▶ THE DATA:
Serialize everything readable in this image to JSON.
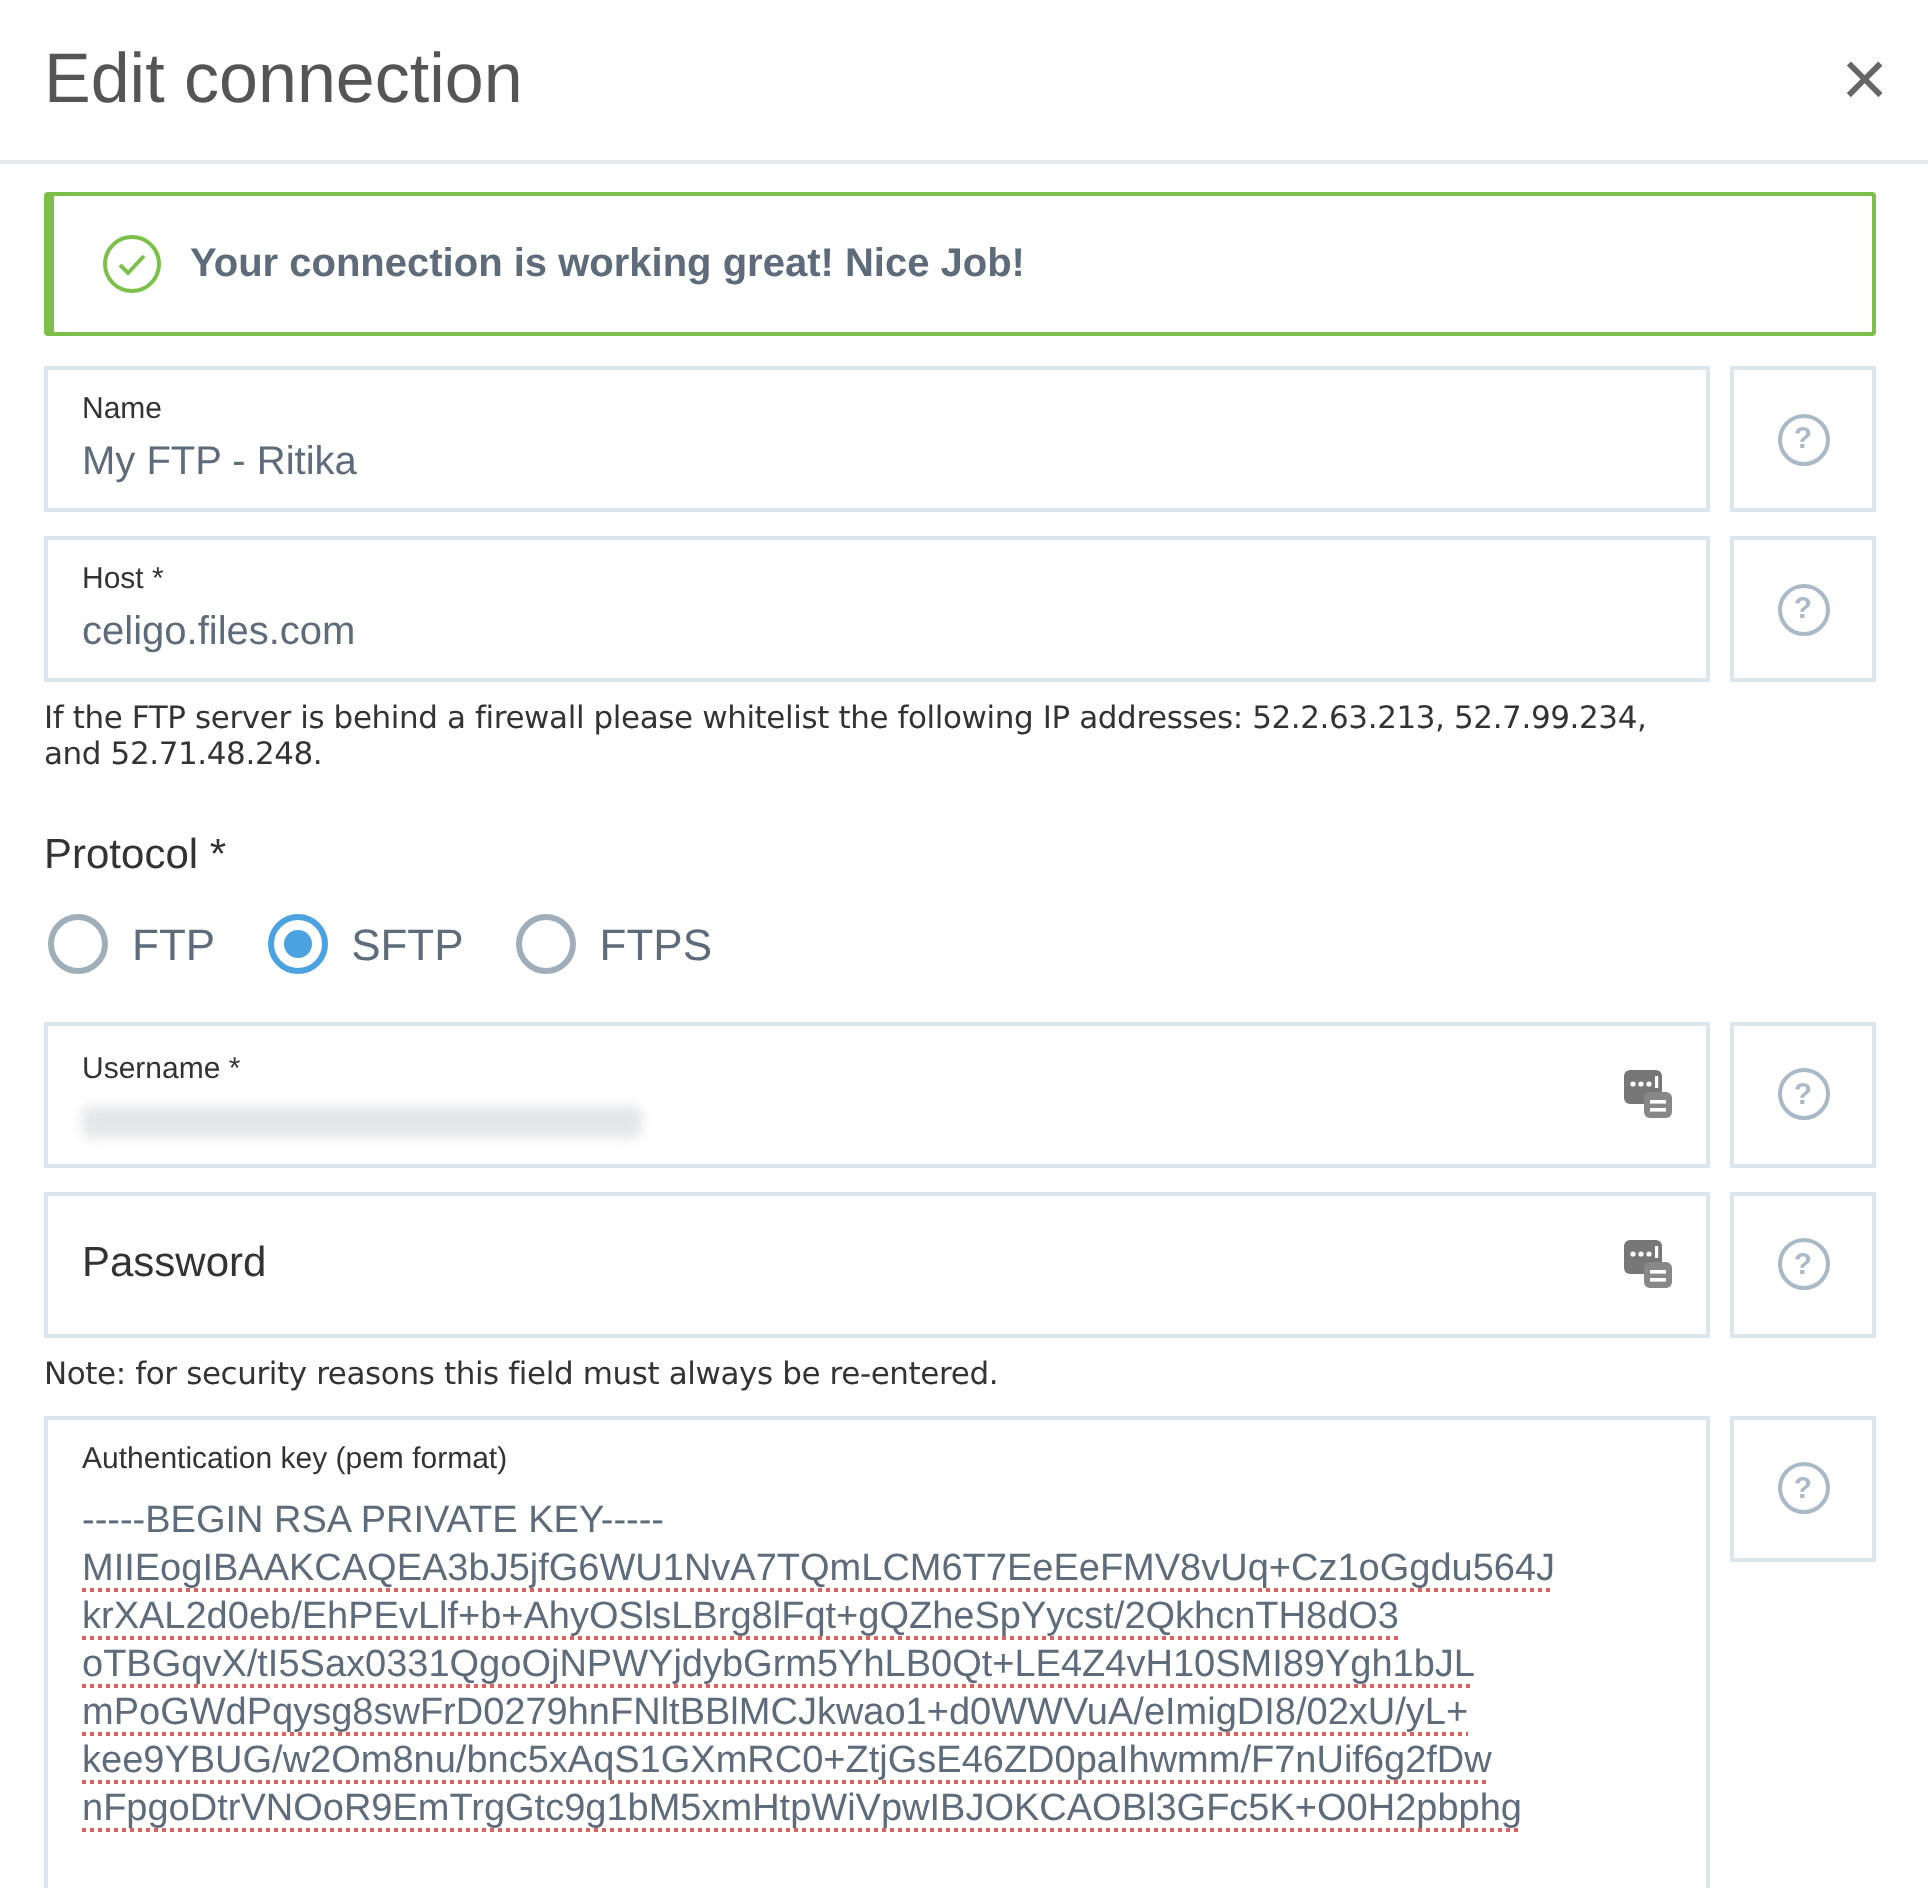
{
  "dialog": {
    "title": "Edit connection",
    "close": "×"
  },
  "banner": {
    "text": "Your connection is working great! Nice Job!"
  },
  "fields": [
    {
      "kind": "text",
      "label": "Name",
      "value": "My FTP - Ritika",
      "help": "?"
    },
    {
      "kind": "text",
      "label": "Host *",
      "value": "celigo.files.com",
      "help": "?",
      "note": "If the FTP server is behind a firewall please whitelist the following IP addresses: 52.2.63.213, 52.7.99.234, and 52.71.48.248."
    },
    {
      "kind": "radio",
      "label": "Protocol *",
      "options": [
        {
          "label": "FTP",
          "selected": false
        },
        {
          "label": "SFTP",
          "selected": true
        },
        {
          "label": "FTPS",
          "selected": false
        }
      ]
    },
    {
      "kind": "secret",
      "label": "Username *",
      "redacted": true,
      "help": "?"
    },
    {
      "kind": "secret",
      "placeholder": "Password",
      "help": "?",
      "note": "Note: for security reasons this field must always be re-entered."
    },
    {
      "kind": "multiline",
      "label": "Authentication key (pem format)",
      "help": "?",
      "lines": [
        "-----BEGIN RSA PRIVATE KEY-----",
        "MIIEogIBAAKCAQEA3bJ5jfG6WU1NvA7TQmLCM6T7EeEeFMV8vUq+Cz1oGgdu564J",
        "krXAL2d0eb/EhPEvLlf+b+AhyOSlsLBrg8lFqt+gQZheSpYycst/2QkhcnTH8dO3",
        "oTBGqvX/tI5Sax0331QgoOjNPWYjdybGrm5YhLB0Qt+LE4Z4vH10SMI89Ygh1bJL",
        "mPoGWdPqysg8swFrD0279hnFNltBBlMCJkwao1+d0WWVuA/eImigDI8/02xU/yL+",
        "kee9YBUG/w2Om8nu/bnc5xAqS1GXmRC0+ZtjGsE46ZD0paIhwmm/F7nUif6g2fDw",
        "nFpgoDtrVNOoR9EmTrgGtc9g1bM5xmHtpWiVpwIBJOKCAOBl3GFc5K+O0H2pbphg"
      ]
    }
  ]
}
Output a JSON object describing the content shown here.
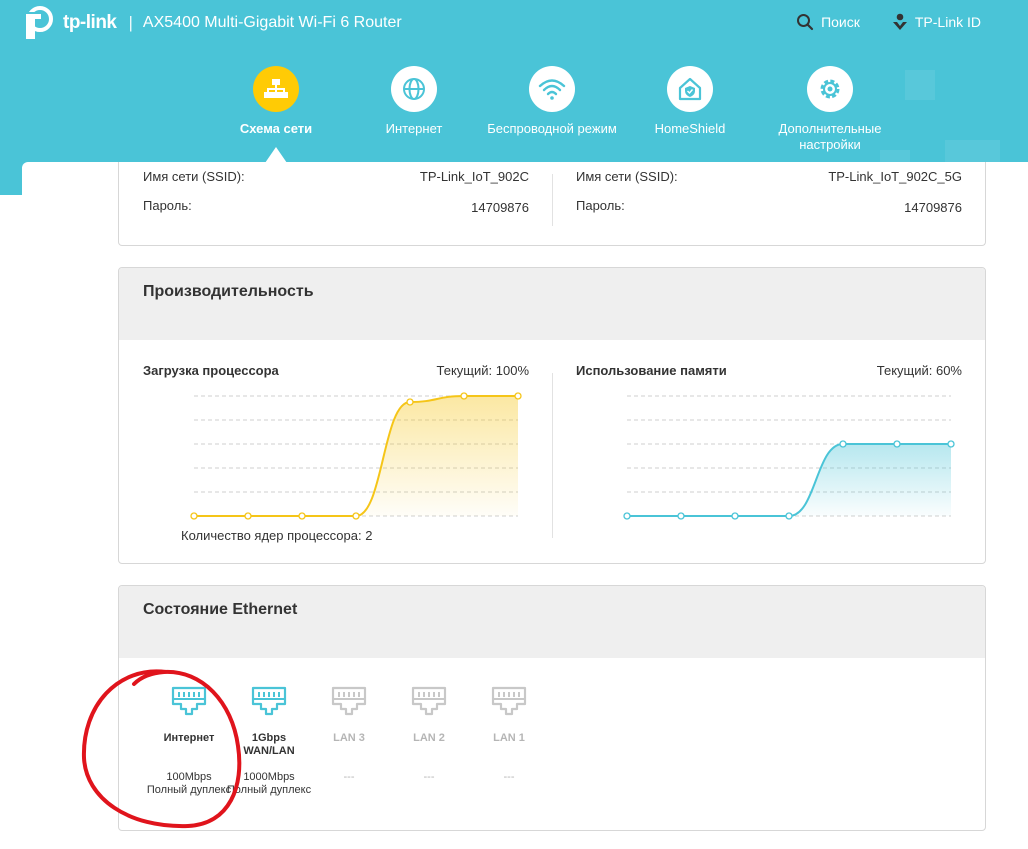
{
  "header": {
    "brand": "tp-link",
    "separator": "|",
    "model": "AX5400 Multi-Gigabit Wi-Fi 6 Router",
    "search_label": "Поиск",
    "account_label": "TP-Link ID"
  },
  "nav": {
    "items": [
      {
        "label": "Схема сети",
        "icon": "network-map-icon",
        "active": true
      },
      {
        "label": "Интернет",
        "icon": "globe-icon",
        "active": false
      },
      {
        "label": "Беспроводной режим",
        "icon": "wifi-icon",
        "active": false
      },
      {
        "label": "HomeShield",
        "icon": "home-shield-icon",
        "active": false
      },
      {
        "label": "Дополнительные настройки",
        "icon": "gear-icon",
        "active": false
      }
    ]
  },
  "wireless": {
    "band_24": {
      "ssid_label": "Имя сети (SSID):",
      "ssid": "TP-Link_IoT_902C",
      "password_label": "Пароль:",
      "password": "14709876"
    },
    "band_5": {
      "ssid_label": "Имя сети (SSID):",
      "ssid": "TP-Link_IoT_902C_5G",
      "password_label": "Пароль:",
      "password": "14709876"
    }
  },
  "performance": {
    "title": "Производительность",
    "cpu": {
      "title": "Загрузка процессора",
      "current": "Текущий: 100%",
      "cores": "Количество ядер процессора: 2"
    },
    "memory": {
      "title": "Использование памяти",
      "current": "Текущий: 60%"
    }
  },
  "chart_data": [
    {
      "type": "area",
      "title": "Загрузка процессора",
      "x": [
        1,
        2,
        3,
        4,
        5,
        6,
        7
      ],
      "values": [
        0,
        0,
        0,
        0,
        95,
        100,
        100
      ],
      "ylim": [
        0,
        100
      ],
      "color": "#f5c518",
      "grid": true
    },
    {
      "type": "area",
      "title": "Использование памяти",
      "x": [
        1,
        2,
        3,
        4,
        5,
        6,
        7
      ],
      "values": [
        0,
        0,
        0,
        0,
        60,
        60,
        60
      ],
      "ylim": [
        0,
        100
      ],
      "color": "#4ac4d7",
      "grid": true
    }
  ],
  "ethernet": {
    "title": "Состояние Ethernet",
    "ports": [
      {
        "name": "Интернет",
        "speed": "100Mbps",
        "duplex": "Полный дуплекс",
        "connected": true
      },
      {
        "name": "1Gbps WAN/LAN",
        "speed": "1000Mbps",
        "duplex": "Полный дуплекс",
        "connected": true
      },
      {
        "name": "LAN 3",
        "speed": "---",
        "duplex": "",
        "connected": false
      },
      {
        "name": "LAN 2",
        "speed": "---",
        "duplex": "",
        "connected": false
      },
      {
        "name": "LAN 1",
        "speed": "---",
        "duplex": "",
        "connected": false
      }
    ]
  },
  "colors": {
    "header_bg": "#4ac4d7",
    "active_nav": "#ffcb05",
    "port_on": "#4ac4d7",
    "port_off": "#c8c8c8",
    "annotation": "#e0141c"
  }
}
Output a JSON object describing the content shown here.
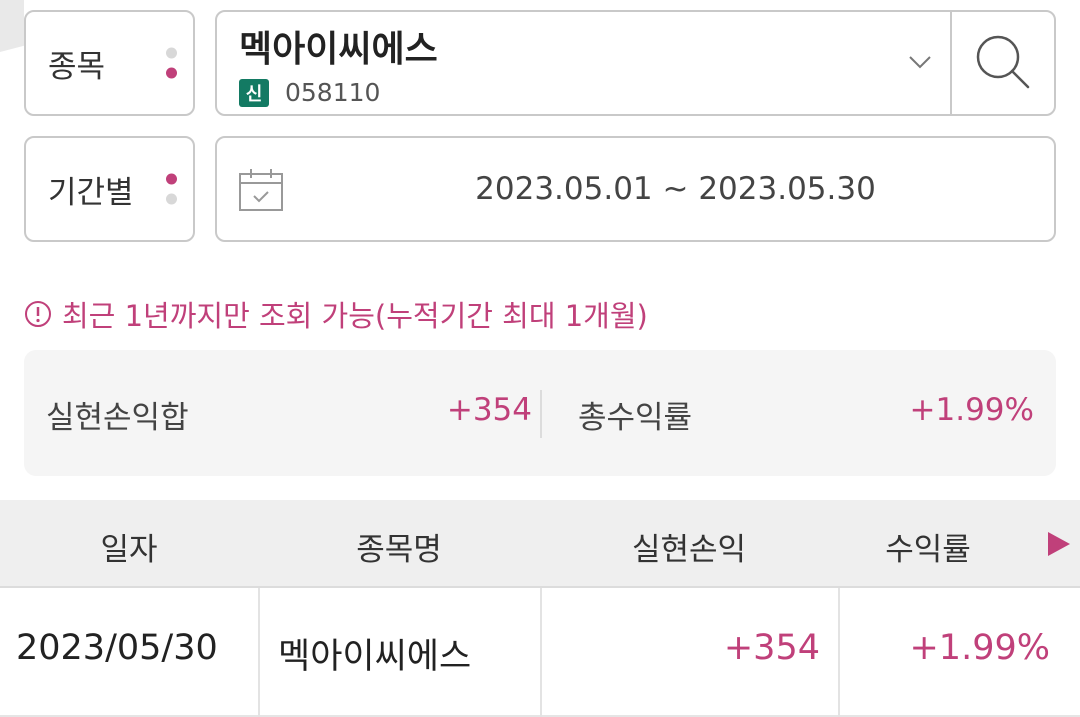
{
  "filters": {
    "stock_label": "종목",
    "period_label": "기간별",
    "stock_name": "멕아이씨에스",
    "stock_badge": "신",
    "stock_code": "058110",
    "date_range": "2023.05.01 ~ 2023.05.30"
  },
  "notice": "최근 1년까지만 조회 가능(누적기간 최대 1개월)",
  "summary": {
    "realized_label": "실현손익합",
    "realized_value": "+354",
    "return_label": "총수익률",
    "return_value": "+1.99%"
  },
  "table": {
    "headers": [
      "일자",
      "종목명",
      "실현손익",
      "수익률"
    ],
    "rows": [
      [
        "2023/05/30",
        "멕아이씨에스",
        "+354",
        "+1.99%"
      ]
    ]
  },
  "colors": {
    "accent": "#c0407a",
    "badge": "#137a63",
    "border": "#c9c9c9"
  },
  "icons": [
    "chevron-down-icon",
    "search-icon",
    "calendar-icon",
    "info-icon",
    "next-arrow-icon"
  ]
}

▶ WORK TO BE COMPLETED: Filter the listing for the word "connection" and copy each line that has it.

▶ SOLUTION TO THE PROBLEM:
    "title": "Edit connection",
    "text": "Your connection is working great! Nice Job!"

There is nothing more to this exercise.